● WORK ORDER: Each record is to be printed again precisely as it reads.

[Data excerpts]
BEGIN
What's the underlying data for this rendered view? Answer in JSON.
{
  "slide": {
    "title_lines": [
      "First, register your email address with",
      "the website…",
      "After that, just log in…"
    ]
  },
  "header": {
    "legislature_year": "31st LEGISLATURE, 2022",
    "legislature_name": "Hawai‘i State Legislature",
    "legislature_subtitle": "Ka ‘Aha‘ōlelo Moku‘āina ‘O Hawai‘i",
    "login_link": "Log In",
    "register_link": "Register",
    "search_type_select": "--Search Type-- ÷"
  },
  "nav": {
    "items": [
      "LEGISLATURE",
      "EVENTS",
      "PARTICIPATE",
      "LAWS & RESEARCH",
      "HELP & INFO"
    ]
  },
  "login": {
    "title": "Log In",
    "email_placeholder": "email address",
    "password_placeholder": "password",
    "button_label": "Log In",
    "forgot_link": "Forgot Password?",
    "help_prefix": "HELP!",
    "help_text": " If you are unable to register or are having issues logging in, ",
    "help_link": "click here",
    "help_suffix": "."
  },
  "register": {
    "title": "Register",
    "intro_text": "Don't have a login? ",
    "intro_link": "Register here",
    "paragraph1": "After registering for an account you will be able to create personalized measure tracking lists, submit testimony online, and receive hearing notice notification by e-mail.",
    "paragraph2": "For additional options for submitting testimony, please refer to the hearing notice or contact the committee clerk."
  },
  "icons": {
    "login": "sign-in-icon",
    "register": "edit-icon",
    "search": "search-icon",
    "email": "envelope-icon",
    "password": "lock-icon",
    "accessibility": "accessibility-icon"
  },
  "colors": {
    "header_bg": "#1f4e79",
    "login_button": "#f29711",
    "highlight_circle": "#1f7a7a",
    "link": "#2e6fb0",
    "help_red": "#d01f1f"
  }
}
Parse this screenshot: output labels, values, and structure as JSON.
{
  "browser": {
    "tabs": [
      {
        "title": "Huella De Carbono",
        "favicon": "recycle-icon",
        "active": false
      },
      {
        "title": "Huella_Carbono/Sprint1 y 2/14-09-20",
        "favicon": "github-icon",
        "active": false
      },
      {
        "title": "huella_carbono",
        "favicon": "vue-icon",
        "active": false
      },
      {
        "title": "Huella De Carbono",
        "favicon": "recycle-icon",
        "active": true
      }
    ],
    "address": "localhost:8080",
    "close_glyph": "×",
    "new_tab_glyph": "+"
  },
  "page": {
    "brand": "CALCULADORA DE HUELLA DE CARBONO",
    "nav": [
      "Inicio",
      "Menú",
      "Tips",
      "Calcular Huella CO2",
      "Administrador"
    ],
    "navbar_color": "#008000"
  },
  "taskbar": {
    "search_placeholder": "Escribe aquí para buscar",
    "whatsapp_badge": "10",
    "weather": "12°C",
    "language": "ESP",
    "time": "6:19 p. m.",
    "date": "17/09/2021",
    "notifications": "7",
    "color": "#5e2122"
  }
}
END
● YOUR SOLUTION:
What's the underlying data for this rendered view? Answer in JSON.
{
  "slide": {
    "title_lines": [
      "First, register your email address with",
      "the website…",
      "After that, just log in…"
    ]
  },
  "header": {
    "legislature_year": "31st LEGISLATURE, 2022",
    "legislature_name": "Hawai‘i State Legislature",
    "legislature_subtitle": "Ka ‘Aha‘ōlelo Moku‘āina ‘O Hawai‘i",
    "login_link": "Log In",
    "register_link": "Register",
    "search_type_select": "--Search Type-- ÷"
  },
  "nav": {
    "items": [
      "LEGISLATURE",
      "EVENTS",
      "PARTICIPATE",
      "LAWS & RESEARCH",
      "HELP & INFO"
    ]
  },
  "login": {
    "title": "Log In",
    "email_placeholder": "email address",
    "password_placeholder": "password",
    "button_label": "Log In",
    "forgot_link": "Forgot Password?",
    "help_prefix": "HELP!",
    "help_text": " If you are unable to register or are having issues logging in, ",
    "help_link": "click here",
    "help_suffix": "."
  },
  "register": {
    "title": "Register",
    "intro_text": "Don't have a login? ",
    "intro_link": "Register here",
    "paragraph1": "After registering for an account you will be able to create personalized measure tracking lists, submit testimony online, and receive hearing notice notification by e-mail.",
    "paragraph2": "For additional options for submitting testimony, please refer to the hearing notice or contact the committee clerk."
  },
  "icons": {
    "login": "sign-in-icon",
    "register": "edit-icon",
    "search": "search-icon",
    "email": "envelope-icon",
    "password": "lock-icon",
    "accessibility": "accessibility-icon"
  },
  "colors": {
    "header_bg": "#1f4e79",
    "login_button": "#f29711",
    "highlight_circle": "#1f7a7a",
    "link": "#2e6fb0",
    "help_red": "#d01f1f"
  }
}
Parse this screenshot: output labels, values, and structure as JSON.
{
  "browser": {
    "tabs": [
      {
        "title": "Huella De Carbono",
        "favicon": "recycle-icon",
        "active": false
      },
      {
        "title": "Huella_Carbono/Sprint1 y 2/14-09-20",
        "favicon": "github-icon",
        "active": false
      },
      {
        "title": "huella_carbono",
        "favicon": "vue-icon",
        "active": false
      },
      {
        "title": "Huella De Carbono",
        "favicon": "recycle-icon",
        "active": true
      }
    ],
    "address": "localhost:8080",
    "close_glyph": "×",
    "new_tab_glyph": "+"
  },
  "page": {
    "brand": "CALCULADORA DE HUELLA DE CARBONO",
    "nav": [
      "Inicio",
      "Menú",
      "Tips",
      "Calcular Huella CO2",
      "Administrador"
    ],
    "navbar_color": "#008000"
  },
  "taskbar": {
    "search_placeholder": "Escribe aquí para buscar",
    "whatsapp_badge": "10",
    "weather": "12°C",
    "language": "ESP",
    "time": "6:19 p. m.",
    "date": "17/09/2021",
    "notifications": "7",
    "color": "#5e2122"
  }
}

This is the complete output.